As I poured eggs over some repurposed truffle salt French fries from the Franklin in Gloucester, this minuscule splash reared up, freezing mid-leap from the radiant heat of the skillet.
It's just a little drip, yet it conjures images of the most spectacular celestial activities, like comet trails and solar flares, giving new meaning to the phrase "sunny side up."
And why shouldn't it? As Pollan reminds us, we are essentially sunshine eaters. The chicken that laid the egg ate the grain, which had in turn consumed the sun. It's all very chad gadyah.
It also brings to mind the words of John (Fire) Lame Deer, a Lakota medicine man who has had a tremendous impact on my thinking about most things, food included.
What do you see here, my friend? Just an ordinary old cooking pot, black with soot and full of dents.
It is standing on the fire on top of that old wood stove, and the water bubbles and moves the lid as the white steam rises to the ceiling. Inside the pot is boiling water, chunks of meat with bone and fat, plenty of potatoes.
It doesn't seem to have a message, that old pot, and I guess you don't give it a thought. Except the soup smells good and reminds you that you are hungry. Maybe you are worried that this is dog stew. Well, don't worry. It's just beef -- no fat puppy for a special ceremony. It's just an ordinary, everyday meal.

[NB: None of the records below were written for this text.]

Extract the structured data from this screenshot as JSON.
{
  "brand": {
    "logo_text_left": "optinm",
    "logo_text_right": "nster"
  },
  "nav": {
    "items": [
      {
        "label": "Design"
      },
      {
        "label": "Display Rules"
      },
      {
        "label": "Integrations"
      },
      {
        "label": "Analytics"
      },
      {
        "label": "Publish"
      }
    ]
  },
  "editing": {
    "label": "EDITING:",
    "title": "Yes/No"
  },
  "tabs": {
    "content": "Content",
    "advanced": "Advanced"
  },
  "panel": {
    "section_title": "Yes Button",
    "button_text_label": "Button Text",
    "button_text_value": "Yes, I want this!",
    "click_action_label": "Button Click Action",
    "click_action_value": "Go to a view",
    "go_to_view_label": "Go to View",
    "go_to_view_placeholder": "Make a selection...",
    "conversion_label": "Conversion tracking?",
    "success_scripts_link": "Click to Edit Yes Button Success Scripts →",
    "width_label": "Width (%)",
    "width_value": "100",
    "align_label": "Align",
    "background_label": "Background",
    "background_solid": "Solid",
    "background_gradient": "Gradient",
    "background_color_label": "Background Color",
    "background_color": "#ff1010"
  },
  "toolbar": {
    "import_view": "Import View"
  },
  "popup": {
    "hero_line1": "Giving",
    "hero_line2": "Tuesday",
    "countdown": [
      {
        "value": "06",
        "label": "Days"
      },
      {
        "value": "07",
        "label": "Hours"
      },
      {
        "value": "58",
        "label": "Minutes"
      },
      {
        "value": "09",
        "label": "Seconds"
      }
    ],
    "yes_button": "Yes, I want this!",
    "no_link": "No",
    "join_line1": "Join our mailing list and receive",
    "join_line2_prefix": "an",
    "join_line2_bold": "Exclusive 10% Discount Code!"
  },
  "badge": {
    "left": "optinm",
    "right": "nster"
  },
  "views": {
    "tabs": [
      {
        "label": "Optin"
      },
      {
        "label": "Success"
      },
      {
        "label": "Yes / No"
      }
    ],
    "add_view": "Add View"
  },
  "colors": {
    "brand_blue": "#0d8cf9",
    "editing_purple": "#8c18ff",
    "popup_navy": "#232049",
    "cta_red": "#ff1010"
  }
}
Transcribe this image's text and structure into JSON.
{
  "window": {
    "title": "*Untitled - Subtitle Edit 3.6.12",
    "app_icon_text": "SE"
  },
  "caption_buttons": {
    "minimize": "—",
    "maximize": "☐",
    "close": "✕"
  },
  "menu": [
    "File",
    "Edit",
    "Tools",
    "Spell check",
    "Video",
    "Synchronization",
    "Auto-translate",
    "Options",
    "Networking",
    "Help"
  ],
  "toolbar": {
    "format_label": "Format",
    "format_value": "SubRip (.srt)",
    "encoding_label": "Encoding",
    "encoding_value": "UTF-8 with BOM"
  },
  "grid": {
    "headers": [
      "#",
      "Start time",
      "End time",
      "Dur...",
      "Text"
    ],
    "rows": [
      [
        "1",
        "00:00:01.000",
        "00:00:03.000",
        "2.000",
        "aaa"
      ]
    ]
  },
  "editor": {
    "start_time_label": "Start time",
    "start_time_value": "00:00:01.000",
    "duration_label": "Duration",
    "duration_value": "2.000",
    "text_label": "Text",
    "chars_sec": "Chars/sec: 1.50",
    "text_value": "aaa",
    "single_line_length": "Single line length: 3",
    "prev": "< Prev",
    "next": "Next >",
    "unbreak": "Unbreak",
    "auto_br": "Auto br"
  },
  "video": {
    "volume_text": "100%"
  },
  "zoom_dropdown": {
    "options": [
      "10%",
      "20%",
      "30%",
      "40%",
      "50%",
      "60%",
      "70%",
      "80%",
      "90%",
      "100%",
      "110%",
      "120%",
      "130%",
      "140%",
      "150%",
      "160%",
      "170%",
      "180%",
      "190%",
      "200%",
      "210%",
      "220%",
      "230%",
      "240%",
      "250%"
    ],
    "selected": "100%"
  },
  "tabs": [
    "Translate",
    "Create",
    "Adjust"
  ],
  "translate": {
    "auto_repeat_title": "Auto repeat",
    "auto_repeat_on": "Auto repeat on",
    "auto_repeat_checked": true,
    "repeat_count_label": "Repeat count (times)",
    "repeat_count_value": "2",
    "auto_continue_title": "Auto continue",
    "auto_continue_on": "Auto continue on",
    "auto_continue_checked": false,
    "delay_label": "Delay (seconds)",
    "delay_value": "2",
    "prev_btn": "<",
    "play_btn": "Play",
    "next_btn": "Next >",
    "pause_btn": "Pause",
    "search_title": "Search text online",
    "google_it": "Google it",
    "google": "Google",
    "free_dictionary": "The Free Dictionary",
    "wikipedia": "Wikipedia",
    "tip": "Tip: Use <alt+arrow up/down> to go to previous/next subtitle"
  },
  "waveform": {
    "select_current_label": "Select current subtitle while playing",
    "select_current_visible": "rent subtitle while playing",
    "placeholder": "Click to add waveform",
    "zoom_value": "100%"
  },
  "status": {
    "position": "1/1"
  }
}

But I'm an Indian. I think about ordinary, common things like a pot. The bubbling water comes from the rain cloud. It represents the sky. The fire comes from the sun which warms us all -- men, animals, trees. The meat stands for the four-legged creatures, our animal brothers, who gave of themselves so that we should live. The steam is living breath. It was water; now it goes up to the sky, becomes a cloud again. These things are sacred. Looking at that pot full of good soup, I am thinking how, in this simple manner, Wakan Tanka takes care of me. We Sioux spend a lot of time thinking about everyday things, which in our mind are mixed up with the spiritual. We see in the world around us many symbols that teach us the meaning of life. We have a saying that the white man sees so little, he must see with only one eye. We see a lot that you no longer notice. You could notice if you wanted to, but you are usually too busy.